Since the soft launch of Facebook's "Graph" search engine, there is more and more speculation about what this tool may or may not do. The Facebook Graph Search allows users to look up their individual friends to see what they are up to, what they like, what pictures of food they have posted for no reason and their latest uneducated diatribe about the new immigration proposals. It's having the ability to find out the most detailed minutia of your 500 closest friends at your fingertips.
World Wide War
Its usefulness is two-fold. For one, you can find out about things or businesses that your friends have discussed. Maybe you are on the hunt for a good pizza place, you can "graph" all of the places your friends have been talking about and find yourself a new spot to eat. The second, more likely use for this tool, is stalking, naturally.
But that's not why Facebook got in the search game; they got in to compete with Google in the two companies' never ending fight for world domination. What's funny is that Facebook Graph comes from the mind of a previous Google employee, Lars Rasmussen. Rasmussen, according to a Newsweek interview, along with his brother, was the mind behind Google Maps and the eventual lemon Google Wave. Rasmussen jumped ship and went to work with Zuckerberg and Facebook and now has the social media company moving into the search game.

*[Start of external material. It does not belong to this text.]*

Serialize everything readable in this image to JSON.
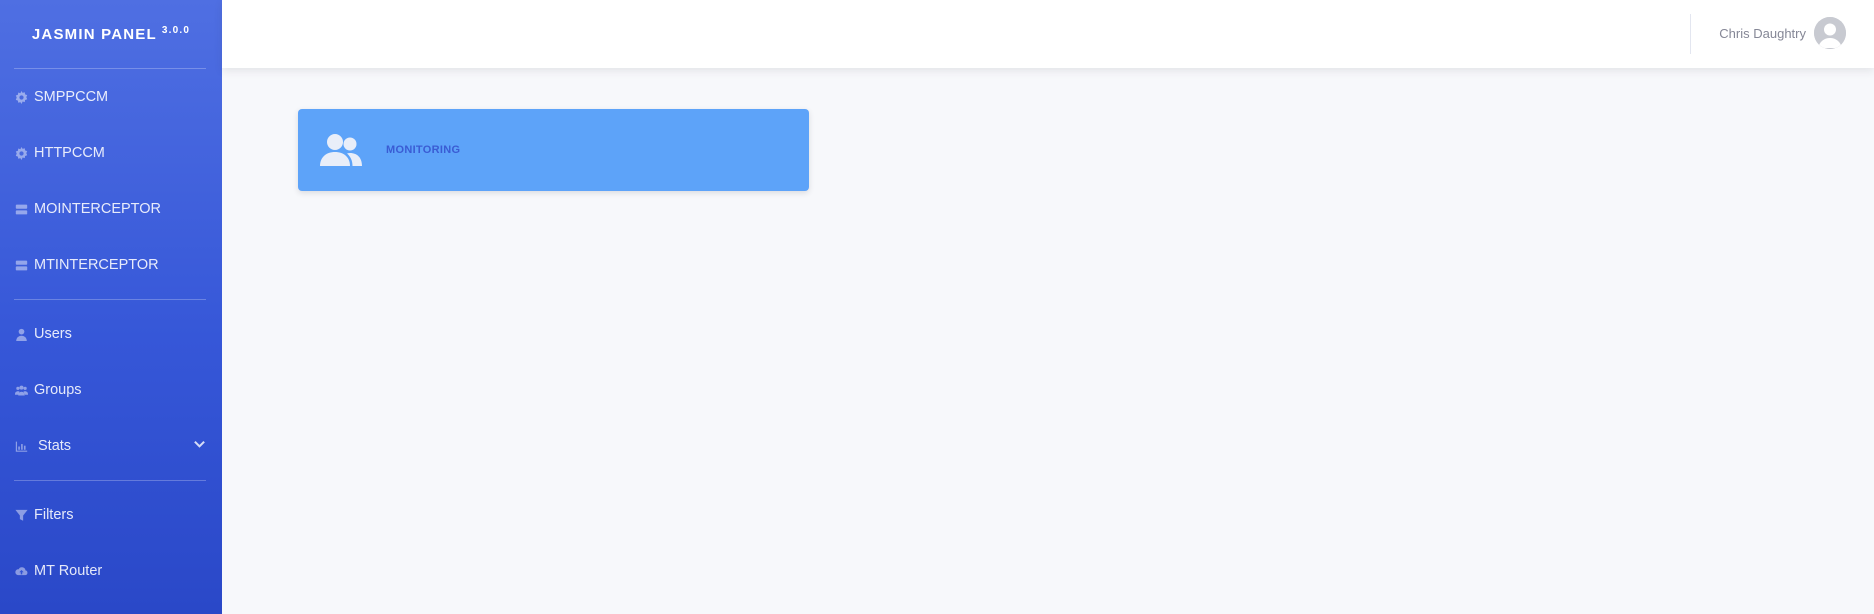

Obviously, if you are Facebook having a Google employee puts you at an advantage. Are there secrets that came along for the ride?
There are two end results that I see from Facebook trying to horn in on Google's search territory. 1. World Wide War or 2. Joining forces in the dark side.
If Google and Facebook join forces, we are all going to be very, very sorry.